New Imperial Rhetoric in Contemporary Policy and Popular Media


The late-19th century was a particularly impactful period in Anglo-American popular culture. First, it popularized character-driven adventure stories and exotic lost worlds, made fashionable the media franchise or shared universe, and spawned (at first in paperbacks, then with the new technology of cinema) a transatlantic exchange that dominates the global media landscape to this day. Simultaneously, the United States and Britain, pulling ahead of European powers, entrenched their influence in Africa, Asia, the Caribbean, and Latin America. Economic and military expropriations were justified through discourses of empire: manifest destiny and the “new” imperialism. Our project examines the relationship between 19th-century media and policy discourses and their continued influence in the 21st century. We compare seminal adventure novels like Treasure Island (1881) and King Solomon’s Mines (1885) with action-adventure video games like Tomb Raider (1996-) and Uncharted (2007-). We compare the rhetoric of the 1894 Glen Grey Act, which prefigured South African apartheid, to the rhetoric around the Grand Inga Hydroelectric Project. We consider how Kevin Carter’s Pulitzer Prize-winning “Starving Child and Vulture (1993) is descended from Alice Seeley Harris’ pivotal photographs of King Leopold’s Congo. Today, century-old discourses of benevolence, heroism, and individualism serve to justify contemporary politics of expropriation. To challenge oppressive neoliberal paradigms, we must address their roots in New Imperialism.


Chris Cartright
Lecturer of English, Writing & Linguistics, Georgia Southern University, Georgia, United States

Jane Rago
Assistant Professor of Literature/Director of Women's, Gender, & Sexuality Studies, Women's, Gender, & Sexuality Studies/Dept. of Lit, Georgia Southern Univerisity, Georgia, United States

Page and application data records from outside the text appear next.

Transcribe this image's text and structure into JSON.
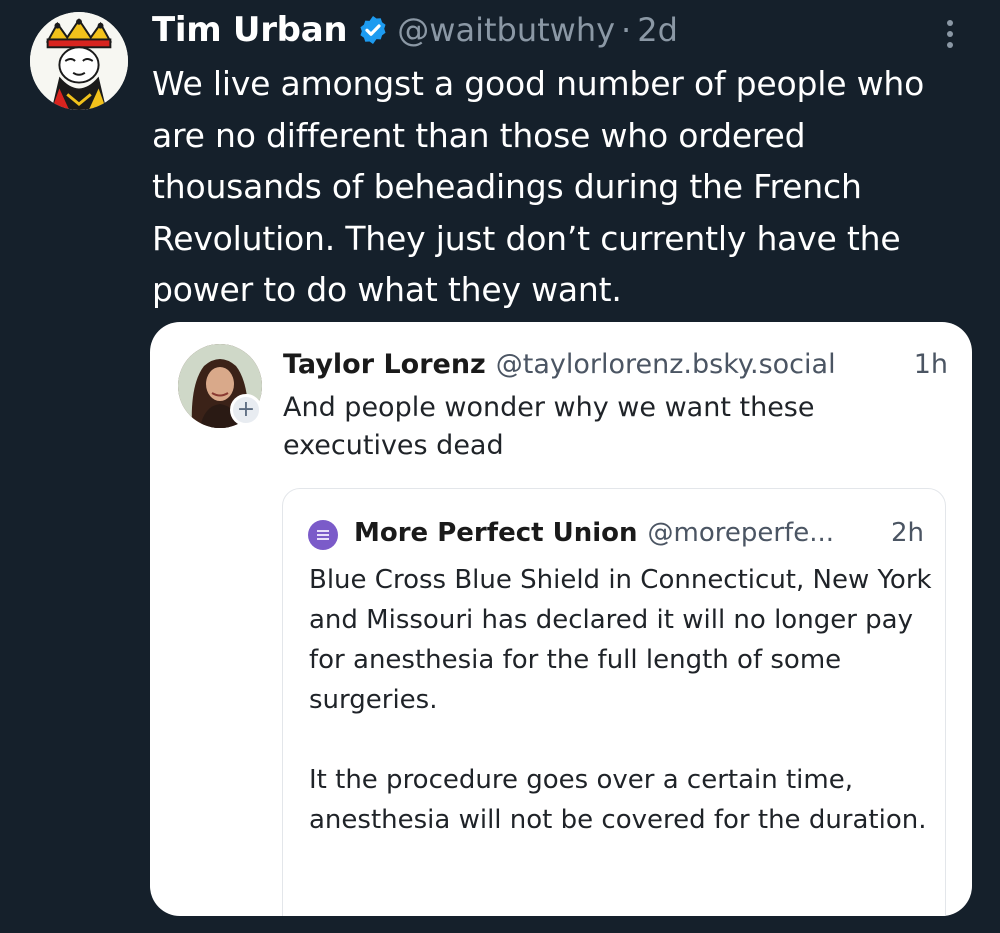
{
  "tweet": {
    "author_name": "Tim Urban",
    "handle": "@waitbutwhy",
    "separator": "·",
    "time": "2d",
    "text": "We live amongst a good number of people who are no different than those who ordered thousands of beheadings during the French Revolution. They just don’t currently have the power to do what they want.",
    "avatar_icon": "king-of-spades-icon",
    "verified_icon": "verified-badge-icon",
    "more_icon": "more-vertical-icon"
  },
  "quoted_post": {
    "author_name": "Taylor Lorenz",
    "handle": "@taylorlorenz.bsky.social",
    "time": "1h",
    "text": "And people wonder why we want these executives dead",
    "follow_badge": "+"
  },
  "nested_post": {
    "author_name": "More Perfect Union",
    "handle": "@moreperfe...",
    "time": "2h",
    "paragraph_1": "Blue Cross Blue Shield in Connecticut, New York and Missouri has declared it will no longer pay for anesthesia for the full length of some surgeries.",
    "paragraph_2": "It the procedure goes over a certain time, anesthesia will not be covered for the duration."
  },
  "colors": {
    "background": "#15202b",
    "verified_blue": "#1d9bf0",
    "muted_text": "#8b98a5",
    "card_background": "#ffffff"
  }
}
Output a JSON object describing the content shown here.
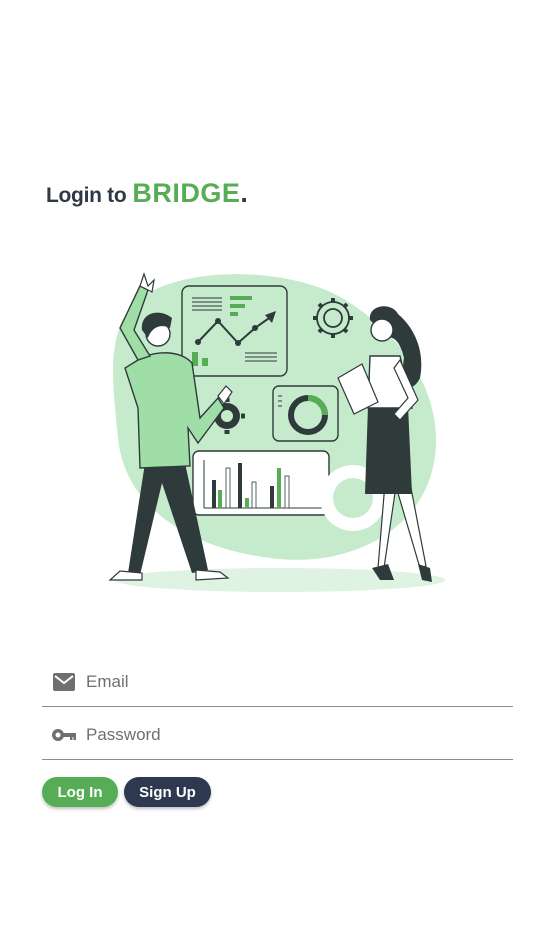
{
  "header": {
    "title_prefix": "Login to",
    "brand": "BRIDGE",
    "brand_suffix": "."
  },
  "form": {
    "email": {
      "placeholder": "Email",
      "value": "",
      "icon": "envelope-icon"
    },
    "password": {
      "placeholder": "Password",
      "value": "",
      "icon": "key-icon"
    }
  },
  "actions": {
    "login_label": "Log In",
    "signup_label": "Sign Up"
  },
  "illustration": {
    "subject": "two people presenting analytics dashboard"
  },
  "colors": {
    "brand_green": "#57ad55",
    "dark_navy": "#2e3850",
    "text_dark": "#2f3946",
    "light_green": "#c6ebcc"
  }
}
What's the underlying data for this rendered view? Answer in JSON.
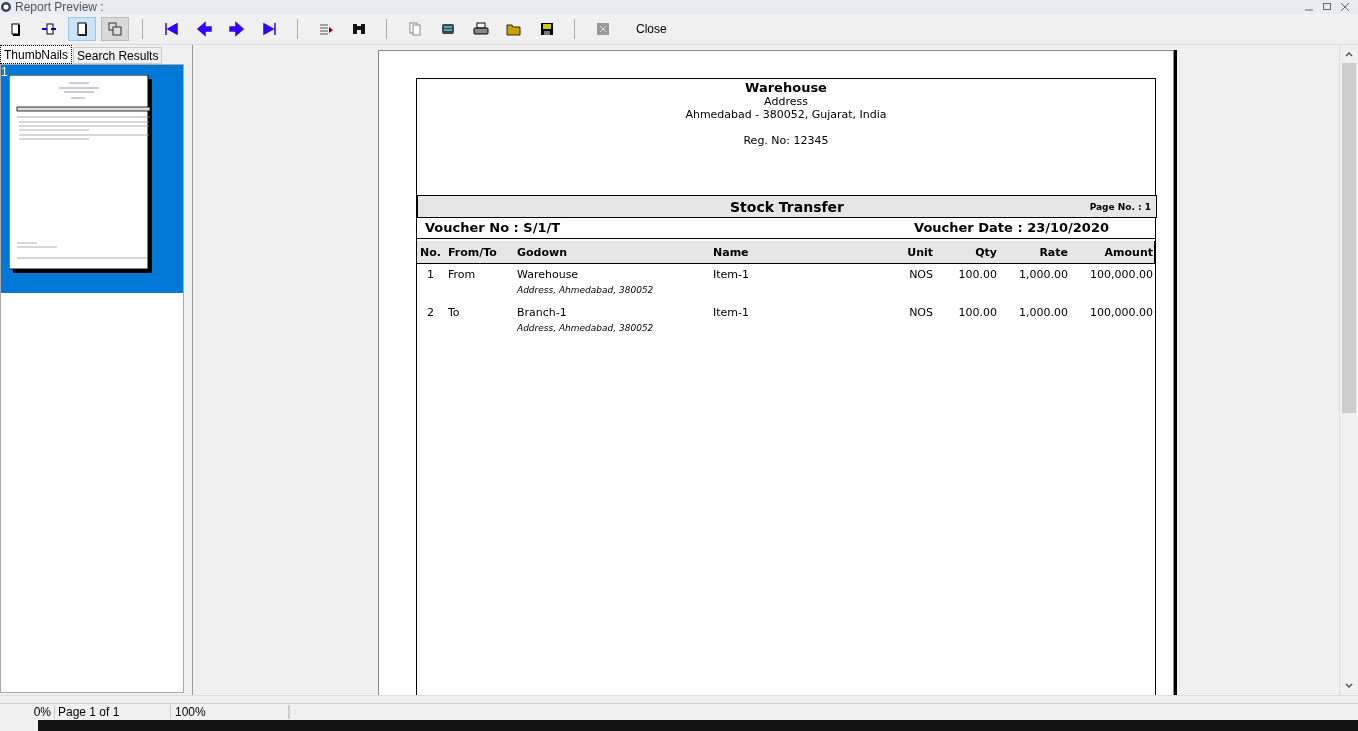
{
  "window": {
    "title": "Report Preview :"
  },
  "toolbar": {
    "view_buttons": [
      {
        "kind": "page",
        "selected": false,
        "pressed": false
      },
      {
        "kind": "fit-width",
        "selected": false,
        "pressed": false
      },
      {
        "kind": "single-page",
        "selected": true,
        "pressed": false
      },
      {
        "kind": "multi-page",
        "selected": false,
        "pressed": true
      }
    ],
    "nav_buttons": [
      {
        "kind": "first"
      },
      {
        "kind": "prev"
      },
      {
        "kind": "next"
      },
      {
        "kind": "last"
      }
    ],
    "tool_buttons": [
      {
        "kind": "goto"
      },
      {
        "kind": "find"
      },
      {
        "kind": "copy"
      },
      {
        "kind": "export"
      },
      {
        "kind": "print"
      },
      {
        "kind": "open"
      },
      {
        "kind": "save"
      },
      {
        "kind": "stop"
      }
    ],
    "close_label": "Close"
  },
  "tabs": [
    {
      "label": "ThumbNails",
      "selected": true
    },
    {
      "label": "Search Results",
      "selected": false
    }
  ],
  "thumbnails": [
    {
      "number": "1",
      "selected": true
    }
  ],
  "report": {
    "company": "Warehouse",
    "address_lines": [
      "Address",
      "Ahmedabad - 380052, Gujarat, India"
    ],
    "reg_no": "Reg. No: 12345",
    "title": "Stock Transfer",
    "page_no": "Page No. : 1",
    "voucher_no": "Voucher No : S/1/T",
    "voucher_date": "Voucher Date : 23/10/2020",
    "columns": [
      "No.",
      "From/To",
      "Godown",
      "Name",
      "Unit",
      "Qty",
      "Rate",
      "Amount"
    ],
    "rows": [
      {
        "no": "1",
        "from_to": "From",
        "godown": "Warehouse",
        "godown_address": "Address, Ahmedabad, 380052",
        "name": "Item-1",
        "unit": "NOS",
        "qty": "100.00",
        "rate": "1,000.00",
        "amount": "100,000.00"
      },
      {
        "no": "2",
        "from_to": "To",
        "godown": "Branch-1",
        "godown_address": "Address, Ahmedabad, 380052",
        "name": "Item-1",
        "unit": "NOS",
        "qty": "100.00",
        "rate": "1,000.00",
        "amount": "100,000.00"
      }
    ]
  },
  "status_bar": {
    "progress": "0%",
    "page": "Page 1 of 1",
    "zoom": "100%"
  }
}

Presentation Type

Paper Presentation in a Themed Session


Vectors of Society and Culture